The Three Musketeers (1939)

The Three Musketeers
Rating: **
Origin: USA, 1939
Director: Allan Dwan
Source: Fox Cinema Classics Collection DVD

The Three Musketeers 1939

This is the first filmed musical version of The Three Musketeers (there are others!): it’s a musical comedy swashbuckler, believe it or not. So, the first question is, is it any good as a musical? Well, Don Ameche, who plays d’Artagnan, can certainly sing—you have to give him credit for that. But the songs aren’t particularly worth singing, and they don’t really add much. As a musical, then, it’s pretty much a bust.

How is it as a comedy? In that regard it’s mainly a vehicle for the Ritz Brothers, a comic trio briefly popular in the 1930s; some compare them to the Marx Brothers, but that isn’t really apt, because each Marx had his own distinctive character, while the three Ritzes, like the crackers, are indistinguishable and interchangeable. Also, they’re not funny, which is kind of a liability in a comedy. So no joy there.

Most importantly, then, how is it as a version of The Three Musketeers? Surprisingly, it’s one of the more faithful adaptations of Dumas’s novel, which is rather amazing since, if they were already jamming songs and the goofball Ritz Brothers into the story, why did they bother? At a guess, it’s because the original story is so sturdy and resilient it can support the insertion of Ritzes and songses and still carry on just fine. Ameche is too old for the part of the young Gascon, but he’s energetic and far from the worst d’Artagnan ever cast—and the beguiling Binnie Barnes is one of the best-ever-cast Milady de Winters.

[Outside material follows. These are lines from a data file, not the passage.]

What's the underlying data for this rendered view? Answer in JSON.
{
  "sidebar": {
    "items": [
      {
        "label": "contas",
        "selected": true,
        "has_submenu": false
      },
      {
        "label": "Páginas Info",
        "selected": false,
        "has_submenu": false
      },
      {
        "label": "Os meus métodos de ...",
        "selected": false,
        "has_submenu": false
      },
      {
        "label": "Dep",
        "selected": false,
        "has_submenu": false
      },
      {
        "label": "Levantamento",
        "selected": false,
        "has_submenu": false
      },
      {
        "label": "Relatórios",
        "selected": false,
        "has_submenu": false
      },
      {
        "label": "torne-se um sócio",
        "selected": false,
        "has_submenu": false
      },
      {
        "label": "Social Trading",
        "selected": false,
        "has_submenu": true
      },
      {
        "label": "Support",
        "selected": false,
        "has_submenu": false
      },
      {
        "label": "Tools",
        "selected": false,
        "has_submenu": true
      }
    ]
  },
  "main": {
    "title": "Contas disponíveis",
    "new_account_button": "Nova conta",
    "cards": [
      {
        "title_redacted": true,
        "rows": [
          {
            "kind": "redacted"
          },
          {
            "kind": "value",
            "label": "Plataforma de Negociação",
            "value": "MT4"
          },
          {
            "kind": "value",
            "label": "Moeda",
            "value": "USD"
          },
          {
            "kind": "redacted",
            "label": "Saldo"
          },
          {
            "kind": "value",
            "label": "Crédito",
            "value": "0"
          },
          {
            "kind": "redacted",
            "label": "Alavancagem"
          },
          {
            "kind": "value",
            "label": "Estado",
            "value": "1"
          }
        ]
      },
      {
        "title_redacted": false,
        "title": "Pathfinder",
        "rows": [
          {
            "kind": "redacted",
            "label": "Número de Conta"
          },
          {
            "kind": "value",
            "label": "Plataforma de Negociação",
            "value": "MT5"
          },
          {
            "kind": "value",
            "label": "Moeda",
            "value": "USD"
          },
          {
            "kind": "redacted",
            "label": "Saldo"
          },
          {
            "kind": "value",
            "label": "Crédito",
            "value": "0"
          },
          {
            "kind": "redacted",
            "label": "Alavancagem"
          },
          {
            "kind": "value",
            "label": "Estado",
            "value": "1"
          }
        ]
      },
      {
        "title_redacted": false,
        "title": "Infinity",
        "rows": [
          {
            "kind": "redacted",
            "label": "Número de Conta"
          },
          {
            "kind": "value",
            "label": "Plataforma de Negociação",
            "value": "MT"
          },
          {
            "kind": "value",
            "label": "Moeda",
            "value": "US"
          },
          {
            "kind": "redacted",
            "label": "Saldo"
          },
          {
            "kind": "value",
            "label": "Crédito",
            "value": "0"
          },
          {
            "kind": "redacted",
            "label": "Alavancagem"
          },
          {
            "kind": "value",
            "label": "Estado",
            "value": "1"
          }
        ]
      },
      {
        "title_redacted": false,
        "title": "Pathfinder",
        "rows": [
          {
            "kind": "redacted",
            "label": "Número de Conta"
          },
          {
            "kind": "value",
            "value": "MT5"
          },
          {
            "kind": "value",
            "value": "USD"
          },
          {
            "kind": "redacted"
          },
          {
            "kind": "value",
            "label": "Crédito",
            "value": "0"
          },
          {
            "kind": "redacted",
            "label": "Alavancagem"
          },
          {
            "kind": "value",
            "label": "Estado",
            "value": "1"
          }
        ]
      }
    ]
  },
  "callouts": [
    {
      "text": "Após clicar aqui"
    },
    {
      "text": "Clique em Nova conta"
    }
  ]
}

She kills. Bonus: watch for the fun early appearance by John Carradine as Naveau (i.e., Bonacieux), Constance’s treacherous guardian.